### [Information]
- Opening Delimiter -

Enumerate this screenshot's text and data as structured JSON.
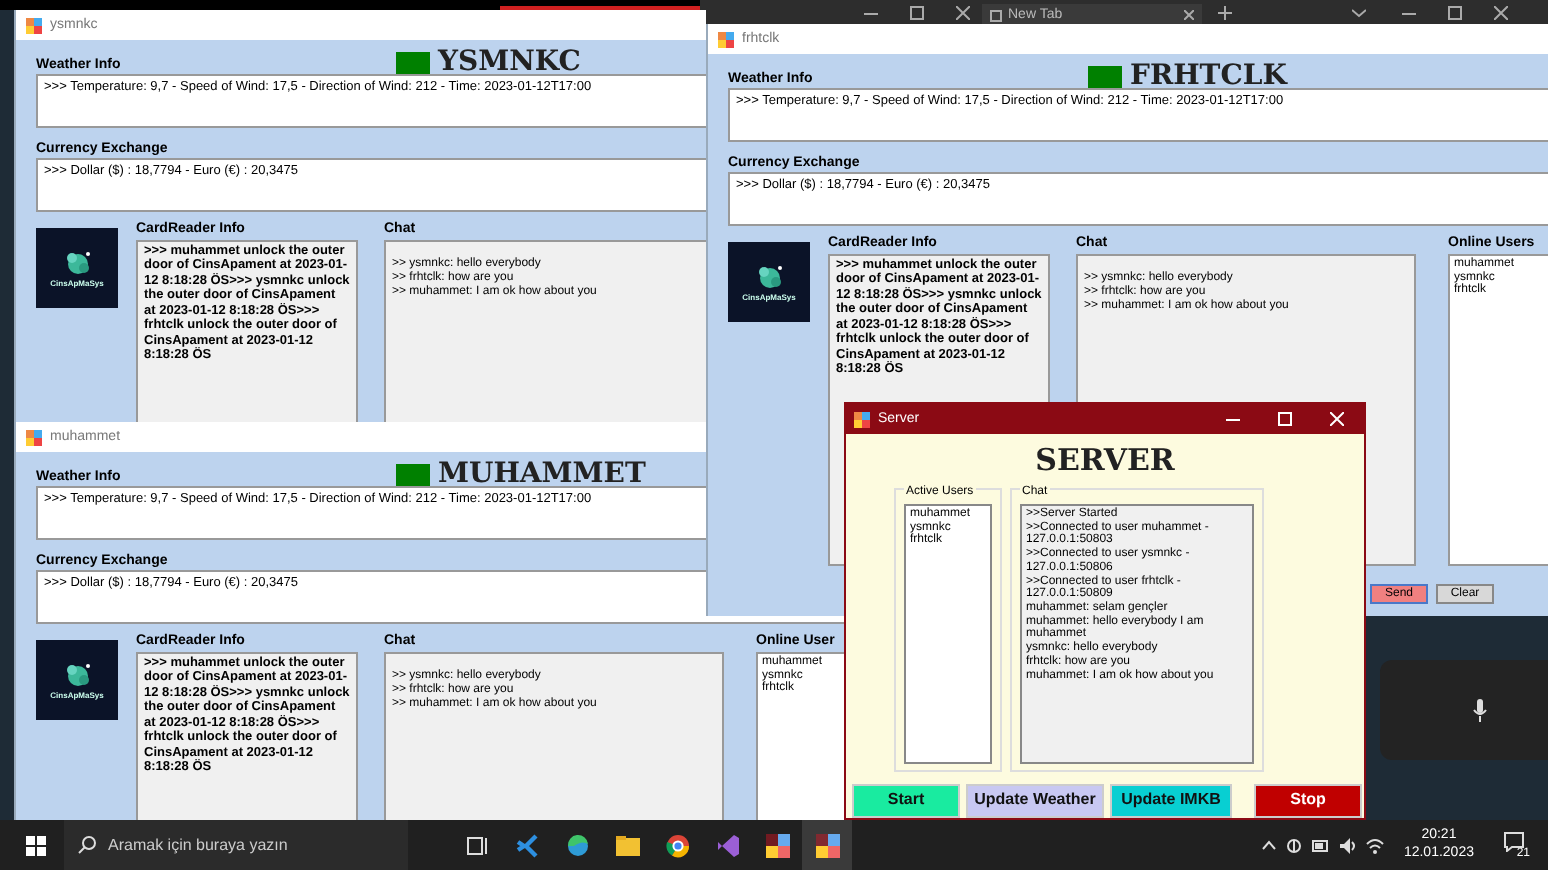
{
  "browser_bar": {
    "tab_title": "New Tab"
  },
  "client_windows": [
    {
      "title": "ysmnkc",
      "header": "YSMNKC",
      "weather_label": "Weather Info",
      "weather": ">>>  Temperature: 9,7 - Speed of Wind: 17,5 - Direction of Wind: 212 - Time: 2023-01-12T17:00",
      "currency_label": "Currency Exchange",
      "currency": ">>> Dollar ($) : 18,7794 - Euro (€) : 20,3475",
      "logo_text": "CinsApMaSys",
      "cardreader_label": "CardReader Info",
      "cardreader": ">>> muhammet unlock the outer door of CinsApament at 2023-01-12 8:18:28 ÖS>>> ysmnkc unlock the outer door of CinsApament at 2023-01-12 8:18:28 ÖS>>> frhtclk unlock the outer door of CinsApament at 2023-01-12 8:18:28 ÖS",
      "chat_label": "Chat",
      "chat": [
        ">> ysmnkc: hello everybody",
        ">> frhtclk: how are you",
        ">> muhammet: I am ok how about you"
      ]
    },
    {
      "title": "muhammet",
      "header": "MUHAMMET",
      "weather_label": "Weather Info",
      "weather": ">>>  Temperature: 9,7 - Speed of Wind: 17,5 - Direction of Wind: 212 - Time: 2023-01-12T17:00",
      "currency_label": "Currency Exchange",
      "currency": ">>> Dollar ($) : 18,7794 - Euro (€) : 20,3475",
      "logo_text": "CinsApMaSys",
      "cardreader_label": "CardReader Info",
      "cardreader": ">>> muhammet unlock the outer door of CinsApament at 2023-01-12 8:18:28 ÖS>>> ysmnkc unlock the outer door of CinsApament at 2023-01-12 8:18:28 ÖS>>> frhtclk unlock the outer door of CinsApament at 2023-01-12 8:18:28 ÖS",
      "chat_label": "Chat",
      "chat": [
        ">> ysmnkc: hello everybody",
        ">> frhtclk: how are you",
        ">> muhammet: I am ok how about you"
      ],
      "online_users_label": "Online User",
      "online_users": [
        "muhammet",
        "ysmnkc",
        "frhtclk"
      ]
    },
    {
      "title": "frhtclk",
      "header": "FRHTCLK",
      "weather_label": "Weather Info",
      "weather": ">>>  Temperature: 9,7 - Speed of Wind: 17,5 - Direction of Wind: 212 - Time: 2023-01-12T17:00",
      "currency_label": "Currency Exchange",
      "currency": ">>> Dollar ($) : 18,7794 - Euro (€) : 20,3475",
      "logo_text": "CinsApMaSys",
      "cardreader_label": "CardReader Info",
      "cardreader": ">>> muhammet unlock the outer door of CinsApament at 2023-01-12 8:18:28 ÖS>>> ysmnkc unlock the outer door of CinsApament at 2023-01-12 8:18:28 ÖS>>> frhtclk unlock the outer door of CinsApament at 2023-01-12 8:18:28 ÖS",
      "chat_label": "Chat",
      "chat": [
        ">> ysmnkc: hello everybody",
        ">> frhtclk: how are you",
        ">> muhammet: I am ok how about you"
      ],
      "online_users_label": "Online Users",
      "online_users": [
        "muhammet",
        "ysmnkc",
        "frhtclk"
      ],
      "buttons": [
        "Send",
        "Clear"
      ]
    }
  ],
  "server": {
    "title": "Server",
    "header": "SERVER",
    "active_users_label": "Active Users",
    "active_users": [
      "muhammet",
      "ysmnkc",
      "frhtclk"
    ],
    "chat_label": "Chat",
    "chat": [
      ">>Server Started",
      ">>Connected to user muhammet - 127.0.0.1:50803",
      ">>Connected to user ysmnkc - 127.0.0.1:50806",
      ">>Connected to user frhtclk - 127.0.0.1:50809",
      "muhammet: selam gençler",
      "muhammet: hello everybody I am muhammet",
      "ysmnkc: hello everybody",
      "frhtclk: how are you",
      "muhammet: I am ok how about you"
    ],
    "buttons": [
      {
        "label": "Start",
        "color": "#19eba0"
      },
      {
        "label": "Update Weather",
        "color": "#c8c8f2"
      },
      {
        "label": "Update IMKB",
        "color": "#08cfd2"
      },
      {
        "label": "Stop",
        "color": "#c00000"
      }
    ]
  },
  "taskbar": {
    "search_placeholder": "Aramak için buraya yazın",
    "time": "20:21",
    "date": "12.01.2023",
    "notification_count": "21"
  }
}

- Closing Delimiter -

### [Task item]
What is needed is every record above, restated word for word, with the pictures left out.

### [Answer below]
Enumerate this screenshot's text and data as structured JSON.
{
  "browser_bar": {
    "tab_title": "New Tab"
  },
  "client_windows": [
    {
      "title": "ysmnkc",
      "header": "YSMNKC",
      "weather_label": "Weather Info",
      "weather": ">>>  Temperature: 9,7 - Speed of Wind: 17,5 - Direction of Wind: 212 - Time: 2023-01-12T17:00",
      "currency_label": "Currency Exchange",
      "currency": ">>> Dollar ($) : 18,7794 - Euro (€) : 20,3475",
      "logo_text": "CinsApMaSys",
      "cardreader_label": "CardReader Info",
      "cardreader": ">>> muhammet unlock the outer door of CinsApament at 2023-01-12 8:18:28 ÖS>>> ysmnkc unlock the outer door of CinsApament at 2023-01-12 8:18:28 ÖS>>> frhtclk unlock the outer door of CinsApament at 2023-01-12 8:18:28 ÖS",
      "chat_label": "Chat",
      "chat": [
        ">> ysmnkc: hello everybody",
        ">> frhtclk: how are you",
        ">> muhammet: I am ok how about you"
      ]
    },
    {
      "title": "muhammet",
      "header": "MUHAMMET",
      "weather_label": "Weather Info",
      "weather": ">>>  Temperature: 9,7 - Speed of Wind: 17,5 - Direction of Wind: 212 - Time: 2023-01-12T17:00",
      "currency_label": "Currency Exchange",
      "currency": ">>> Dollar ($) : 18,7794 - Euro (€) : 20,3475",
      "logo_text": "CinsApMaSys",
      "cardreader_label": "CardReader Info",
      "cardreader": ">>> muhammet unlock the outer door of CinsApament at 2023-01-12 8:18:28 ÖS>>> ysmnkc unlock the outer door of CinsApament at 2023-01-12 8:18:28 ÖS>>> frhtclk unlock the outer door of CinsApament at 2023-01-12 8:18:28 ÖS",
      "chat_label": "Chat",
      "chat": [
        ">> ysmnkc: hello everybody",
        ">> frhtclk: how are you",
        ">> muhammet: I am ok how about you"
      ],
      "online_users_label": "Online User",
      "online_users": [
        "muhammet",
        "ysmnkc",
        "frhtclk"
      ]
    },
    {
      "title": "frhtclk",
      "header": "FRHTCLK",
      "weather_label": "Weather Info",
      "weather": ">>>  Temperature: 9,7 - Speed of Wind: 17,5 - Direction of Wind: 212 - Time: 2023-01-12T17:00",
      "currency_label": "Currency Exchange",
      "currency": ">>> Dollar ($) : 18,7794 - Euro (€) : 20,3475",
      "logo_text": "CinsApMaSys",
      "cardreader_label": "CardReader Info",
      "cardreader": ">>> muhammet unlock the outer door of CinsApament at 2023-01-12 8:18:28 ÖS>>> ysmnkc unlock the outer door of CinsApament at 2023-01-12 8:18:28 ÖS>>> frhtclk unlock the outer door of CinsApament at 2023-01-12 8:18:28 ÖS",
      "chat_label": "Chat",
      "chat": [
        ">> ysmnkc: hello everybody",
        ">> frhtclk: how are you",
        ">> muhammet: I am ok how about you"
      ],
      "online_users_label": "Online Users",
      "online_users": [
        "muhammet",
        "ysmnkc",
        "frhtclk"
      ],
      "buttons": [
        "Send",
        "Clear"
      ]
    }
  ],
  "server": {
    "title": "Server",
    "header": "SERVER",
    "active_users_label": "Active Users",
    "active_users": [
      "muhammet",
      "ysmnkc",
      "frhtclk"
    ],
    "chat_label": "Chat",
    "chat": [
      ">>Server Started",
      ">>Connected to user muhammet - 127.0.0.1:50803",
      ">>Connected to user ysmnkc - 127.0.0.1:50806",
      ">>Connected to user frhtclk - 127.0.0.1:50809",
      "muhammet: selam gençler",
      "muhammet: hello everybody I am muhammet",
      "ysmnkc: hello everybody",
      "frhtclk: how are you",
      "muhammet: I am ok how about you"
    ],
    "buttons": [
      {
        "label": "Start",
        "color": "#19eba0"
      },
      {
        "label": "Update Weather",
        "color": "#c8c8f2"
      },
      {
        "label": "Update IMKB",
        "color": "#08cfd2"
      },
      {
        "label": "Stop",
        "color": "#c00000"
      }
    ]
  },
  "taskbar": {
    "search_placeholder": "Aramak için buraya yazın",
    "time": "20:21",
    "date": "12.01.2023",
    "notification_count": "21"
  }
}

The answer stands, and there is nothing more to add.